There is price to pay : the dissolution of the narrative machine of comedy, of its traditional ways of producing laughter. There surely remains a minimal thread : George (Adam Sandler), a famous comic artist is dying from leukemia, which is not funny, and we are going to accompany this funny guy joking his way through unfunny stuff, bitter jokes, fresher one jokes, good jokes, bad jokes. But laughter is not made easy, often mixed with various emotions. We are not told where to laughed as we are used to watching comedy. The engine has moved. It is not structural and narrative any more, but atomistic and rhythmic : each scene is its own centre (atomism), receiving its tempo (rhythm) from the funny ones. The act is its measure and the joke its rhythm. Being funny, whether on stage or anywhere else, is like curing cancer with molecules, as explained by the tall Swedish doctor : you slowly get the patient ready, geared up to receive the blow, measuring how much he can take before you start again. Sometimes you give them the full measure, at the limit of what they can take, sometimes you have to take it easy on them. If you followed our previous episode, you have met Bill, a young person responding very well to the treatment. Taking the stand-up artists out of the theatre is exactly to be measured on this scale : are they up tempo, down tempo, attacking too hard, attacking too low ? Are they in tune with the emotional state of the patients, or, on the contrary playing too hard or too mellow on them ? Up tempo – like Leo on Mark and his grandfather’s death (mountain scene), or Ira and George giving the Ikea treatment to the Swedish doctor. Down tempo, like Ira on Audrey inviting her to the Wilco concert (“so we will... go to the concert together ?”). If you have seen the film, you measured it on yourself, taken from one level to the next, scene after scene, one mix of emotions after another.

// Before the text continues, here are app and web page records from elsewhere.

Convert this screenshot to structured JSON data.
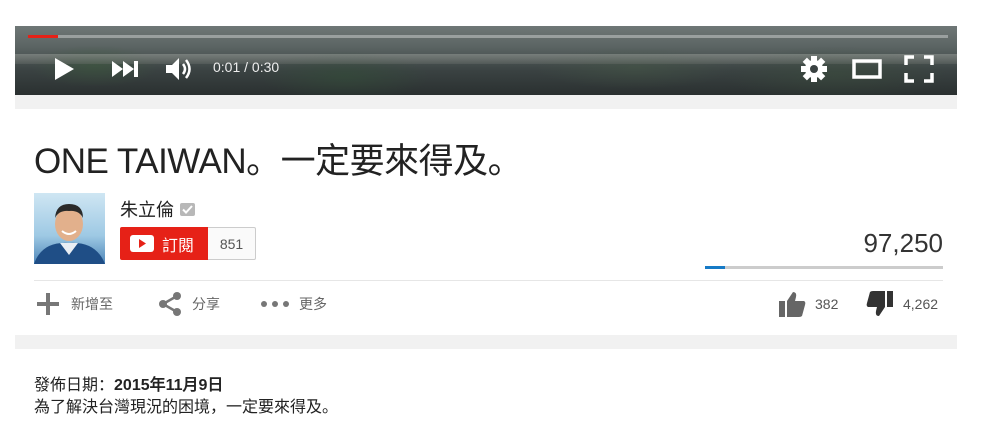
{
  "player": {
    "current_time": "0:01",
    "duration": "0:30",
    "time_separator": " / ",
    "progress": 0.033,
    "icons": [
      "play-icon",
      "next-icon",
      "volume-icon",
      "settings-icon",
      "theater-mode-icon",
      "fullscreen-icon"
    ],
    "accent_color": "#e62117"
  },
  "video": {
    "title": "ONE TAIWAN。一定要來得及。"
  },
  "channel": {
    "name": "朱立倫",
    "subscribe_label": "訂閱",
    "subscriber_count": "851"
  },
  "stats": {
    "views": "97,250",
    "like_ratio": 0.082,
    "likes": "382",
    "dislikes": "4,262"
  },
  "actions": {
    "add_to": "新增至",
    "share": "分享",
    "more": "更多"
  },
  "description": {
    "published_label": "發佈日期：",
    "published_date": "2015年11月9日",
    "text": "為了解決台灣現況的困境，一定要來得及。"
  }
}
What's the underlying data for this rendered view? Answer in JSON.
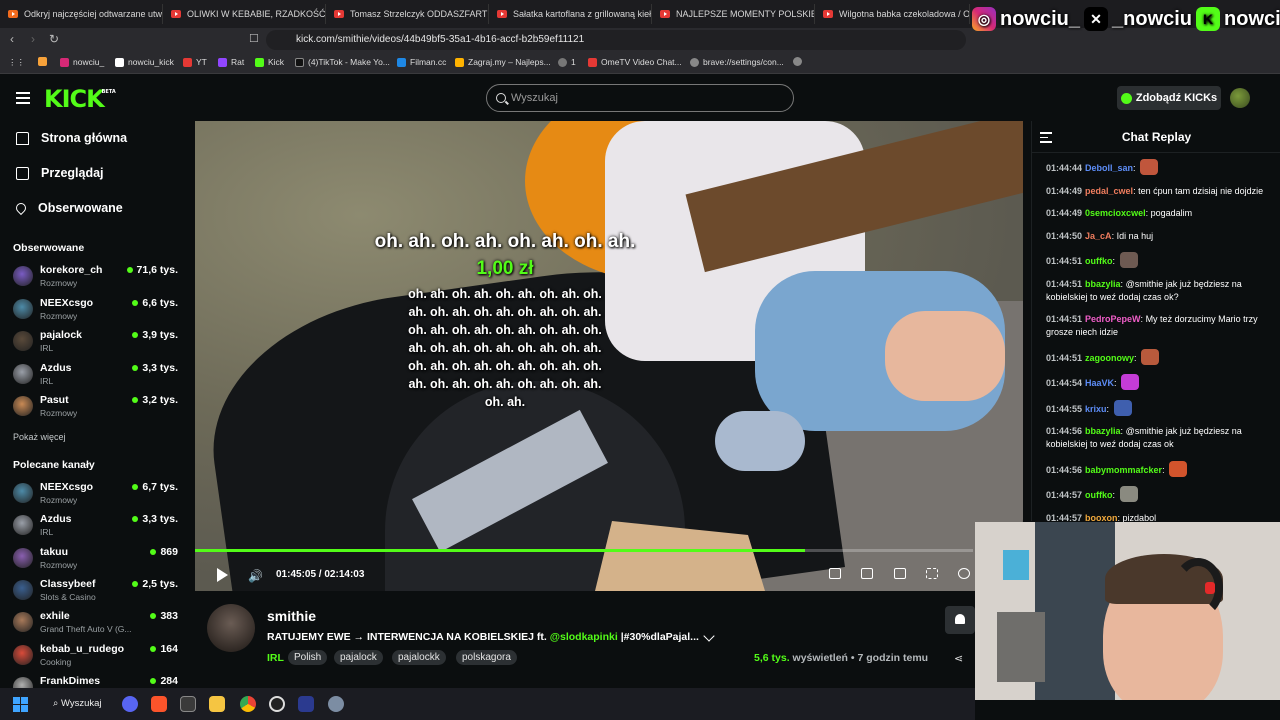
{
  "browser": {
    "tabs": [
      "Odkryj najczęściej odtwarzane utwo...",
      "OLIWKI W KEBABIE, RZADKOŚĆ - DO",
      "Tomasz Strzelczyk ODDASZFARTUCH",
      "Sałatka kartoflana z grillowaną kiełb",
      "NAJLEPSZE MOMENTY POLSKIEGO T",
      "Wilgotna babka czekoladowa / Odd"
    ],
    "url": "kick.com/smithie/videos/44b49bf5-35a1-4b16-accf-b2b59ef11121",
    "bookmarks": [
      "nowciu_",
      "nowciu_kick",
      "YT",
      "Rat",
      "Kick",
      "(4)TikTok - Make Yo...",
      "Filman.cc",
      "Zagraj.my – Najleps...",
      "1",
      "OmeTV Video Chat...",
      "brave://settings/con..."
    ]
  },
  "socials": {
    "instagram": "nowciu_",
    "x": "_nowciu",
    "kick": "nowciu"
  },
  "header": {
    "logo": "KICK",
    "logo_badge": "BETA",
    "search_placeholder": "Wyszukaj",
    "kicks_button": "Zdobądź KICKs"
  },
  "sidebar": {
    "nav": [
      {
        "label": "Strona główna",
        "icon": "home-icon"
      },
      {
        "label": "Przeglądaj",
        "icon": "browse-icon"
      },
      {
        "label": "Obserwowane",
        "icon": "heart-icon"
      }
    ],
    "followed_title": "Obserwowane",
    "followed": [
      {
        "name": "korekore_ch",
        "category": "Rozmowy",
        "viewers": "71,6 tys.",
        "color": "#7a5cc4"
      },
      {
        "name": "NEEXcsgo",
        "category": "Rozmowy",
        "viewers": "6,6 tys.",
        "color": "#4d8ba8"
      },
      {
        "name": "pajalock",
        "category": "IRL",
        "viewers": "3,9 tys.",
        "color": "#5a4a3a"
      },
      {
        "name": "Azdus",
        "category": "IRL",
        "viewers": "3,3 tys.",
        "color": "#9a9fa8"
      },
      {
        "name": "Pasut",
        "category": "Rozmowy",
        "viewers": "3,2 tys.",
        "color": "#c98a55"
      }
    ],
    "show_more": "Pokaż więcej",
    "recommended_title": "Polecane kanały",
    "recommended": [
      {
        "name": "NEEXcsgo",
        "category": "Rozmowy",
        "viewers": "6,7 tys.",
        "color": "#4d8ba8"
      },
      {
        "name": "Azdus",
        "category": "IRL",
        "viewers": "3,3 tys.",
        "color": "#9a9fa8"
      },
      {
        "name": "takuu",
        "category": "Rozmowy",
        "viewers": "869",
        "color": "#8a5fb0"
      },
      {
        "name": "Classybeef",
        "category": "Slots & Casino",
        "viewers": "2,5 tys.",
        "color": "#3a5f8f"
      },
      {
        "name": "exhile",
        "category": "Grand Theft Auto V (G...",
        "viewers": "383",
        "color": "#a87a5a"
      },
      {
        "name": "kebab_u_rudego",
        "category": "Cooking",
        "viewers": "164",
        "color": "#d94b3a"
      },
      {
        "name": "FrankDimes",
        "category": "",
        "viewers": "284",
        "color": "#b0b0b0"
      }
    ]
  },
  "video": {
    "overlay_title": "oh. ah. oh. ah. oh. ah. oh. ah.",
    "overlay_amount": "1,00 zł",
    "overlay_lines": [
      "oh. ah. oh. ah. oh. ah. oh. ah. oh.",
      "ah. oh. ah. oh. ah. oh. ah. oh. ah.",
      "oh. ah. oh. ah. oh. ah. oh. ah. oh.",
      "ah. oh. ah. oh. ah. oh. ah. oh. ah.",
      "oh. ah. oh. ah. oh. ah. oh. ah. oh.",
      "ah. oh. ah. oh. ah. oh. ah. oh. ah.",
      "oh. ah."
    ],
    "current_time": "01:45:05",
    "duration": "02:14:03",
    "progress": 0.784
  },
  "info": {
    "streamer": "smithie",
    "title_prefix": "RATUJEMY EWE → INTERWENCJA NA KOBIELSKIEJ ft.",
    "title_mention": "@slodkapinki",
    "title_suffix": "|#30%dlaPajal...",
    "category": "IRL",
    "tags": [
      "Polish",
      "pajalock",
      "pajalockk",
      "polskagora"
    ],
    "views_count": "5,6 tys.",
    "views_label": "wyświetleń",
    "age": "• 7 godzin temu"
  },
  "chat": {
    "title": "Chat Replay",
    "messages": [
      {
        "time": "01:44:44",
        "user": "Deboll_san",
        "color": "#5d8df7",
        "text": "",
        "emote": "#c0563c"
      },
      {
        "time": "01:44:49",
        "user": "pedal_cwel",
        "color": "#f07d5e",
        "text": "ten ćpun tam dzisiaj nie dojdzie",
        "emote": ""
      },
      {
        "time": "01:44:49",
        "user": "0semcioxcwel",
        "color": "#53fc18",
        "text": "pogadalim",
        "emote": ""
      },
      {
        "time": "01:44:50",
        "user": "Ja_cA",
        "color": "#f07d5e",
        "text": "Idi na huj",
        "emote": ""
      },
      {
        "time": "01:44:51",
        "user": "ouffko",
        "color": "#53fc18",
        "text": "",
        "emote": "#6e5a52"
      },
      {
        "time": "01:44:51",
        "user": "bbazylia",
        "color": "#53fc18",
        "text": "@smithie jak już będziesz na kobielskiej to weź dodaj czas ok?",
        "emote": ""
      },
      {
        "time": "01:44:51",
        "user": "PedroPepeW",
        "color": "#f05ec8",
        "text": "My też dorzucimy Mario trzy grosze niech idzie",
        "emote": ""
      },
      {
        "time": "01:44:51",
        "user": "zagoonowy",
        "color": "#53fc18",
        "text": "",
        "emote": "#b85a3c"
      },
      {
        "time": "01:44:54",
        "user": "HaaVK",
        "color": "#5d8df7",
        "text": "",
        "emote": "#c43cd6"
      },
      {
        "time": "01:44:55",
        "user": "krixu",
        "color": "#5d8df7",
        "text": "",
        "emote": "#3f5fae"
      },
      {
        "time": "01:44:56",
        "user": "bbazylia",
        "color": "#53fc18",
        "text": "@smithie jak już będziesz na kobielskiej to weź dodaj czas ok",
        "emote": ""
      },
      {
        "time": "01:44:56",
        "user": "babymommafcker",
        "color": "#53fc18",
        "text": "",
        "emote": "#d2542c"
      },
      {
        "time": "01:44:57",
        "user": "ouffko",
        "color": "#53fc18",
        "text": "",
        "emote": "#8a8a80"
      },
      {
        "time": "01:44:57",
        "user": "booxon",
        "color": "#f0a83c",
        "text": "pizdabol",
        "emote": ""
      }
    ]
  },
  "taskbar": {
    "search_label": "Wyszukaj"
  }
}
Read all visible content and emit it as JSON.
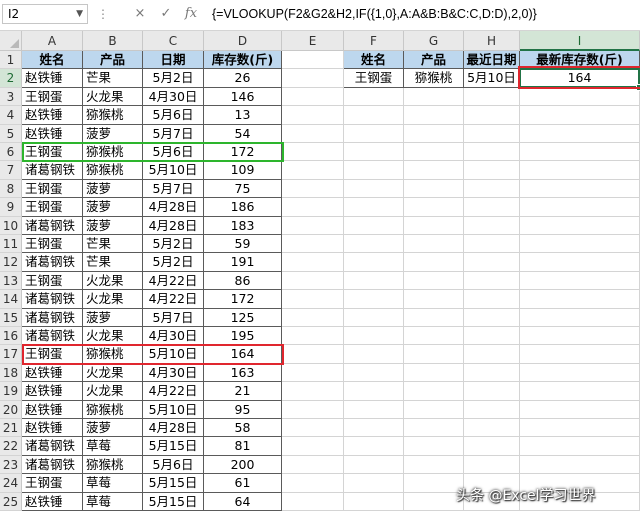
{
  "formula_bar": {
    "name_box": "I2",
    "cancel_icon": "×",
    "enter_icon": "✓",
    "fx_icon": "fx",
    "formula": "{=VLOOKUP(F2&G2&H2,IF({1,0},A:A&B:B&C:C,D:D),2,0)}"
  },
  "columns": [
    "A",
    "B",
    "C",
    "D",
    "E",
    "F",
    "G",
    "H",
    "I"
  ],
  "selected_column": "I",
  "row_numbers": [
    "1",
    "2",
    "3",
    "4",
    "5",
    "6",
    "7",
    "8",
    "9",
    "10",
    "11",
    "12",
    "13",
    "14",
    "15",
    "16",
    "17",
    "18",
    "19",
    "20",
    "21",
    "22",
    "23",
    "24",
    "25"
  ],
  "source_table": {
    "headers": [
      "姓名",
      "产品",
      "日期",
      "库存数(斤)"
    ],
    "rows": [
      [
        "赵铁锤",
        "芒果",
        "5月2日",
        "26"
      ],
      [
        "王钢蛋",
        "火龙果",
        "4月30日",
        "146"
      ],
      [
        "赵铁锤",
        "猕猴桃",
        "5月6日",
        "13"
      ],
      [
        "赵铁锤",
        "菠萝",
        "5月7日",
        "54"
      ],
      [
        "王钢蛋",
        "猕猴桃",
        "5月6日",
        "172"
      ],
      [
        "诸葛钢铁",
        "猕猴桃",
        "5月10日",
        "109"
      ],
      [
        "王钢蛋",
        "菠萝",
        "5月7日",
        "75"
      ],
      [
        "王钢蛋",
        "菠萝",
        "4月28日",
        "186"
      ],
      [
        "诸葛钢铁",
        "菠萝",
        "4月28日",
        "183"
      ],
      [
        "王钢蛋",
        "芒果",
        "5月2日",
        "59"
      ],
      [
        "诸葛钢铁",
        "芒果",
        "5月2日",
        "191"
      ],
      [
        "王钢蛋",
        "火龙果",
        "4月22日",
        "86"
      ],
      [
        "诸葛钢铁",
        "火龙果",
        "4月22日",
        "172"
      ],
      [
        "诸葛钢铁",
        "菠萝",
        "5月7日",
        "125"
      ],
      [
        "诸葛钢铁",
        "火龙果",
        "4月30日",
        "195"
      ],
      [
        "王钢蛋",
        "猕猴桃",
        "5月10日",
        "164"
      ],
      [
        "赵铁锤",
        "火龙果",
        "4月30日",
        "163"
      ],
      [
        "赵铁锤",
        "火龙果",
        "4月22日",
        "21"
      ],
      [
        "赵铁锤",
        "猕猴桃",
        "5月10日",
        "95"
      ],
      [
        "赵铁锤",
        "菠萝",
        "4月28日",
        "58"
      ],
      [
        "诸葛钢铁",
        "草莓",
        "5月15日",
        "81"
      ],
      [
        "诸葛钢铁",
        "猕猴桃",
        "5月6日",
        "200"
      ],
      [
        "王钢蛋",
        "草莓",
        "5月15日",
        "61"
      ],
      [
        "赵铁锤",
        "草莓",
        "5月15日",
        "64"
      ]
    ]
  },
  "lookup_table": {
    "headers": [
      "姓名",
      "产品",
      "最近日期",
      "最新库存数(斤)"
    ],
    "row": [
      "王钢蛋",
      "猕猴桃",
      "5月10日",
      "164"
    ]
  },
  "highlight_colors": {
    "green": "#2db52d",
    "red": "#e0262e",
    "header_fill": "#bdd7ee",
    "excel_green": "#217346"
  },
  "watermark": "头条 @Excel学习世界"
}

There is the question of the last third. Carlos Losilla has very well described it : there is at some point, in Funny People, a return to cinema – meaning here the narrative art of the moving image known under that name in the 20th century – , more precisely a return to the classical type of pre-war Hollywood comedy labelled « comedy of remarriage » by Stanley Cavell, as George tries to reconquer his previous wife Laura (Leslie Mann). What are we to make of this ? I would say cinema becomes a possible option among others on these new atomistic grounds. It can exist as anything else does here, that is as an inner episode of its own. Only it cannot rule over the structure. Meaning : the remarriage cannot happen. George’s chances disappear when he does not react positively to the footage of Apatow & Mann’s daughter being taped singing at a school performance. Cinema confronted with real life recorded knows it has to give way. The world that the stage is resumes its rhythmic business, up and down tempo.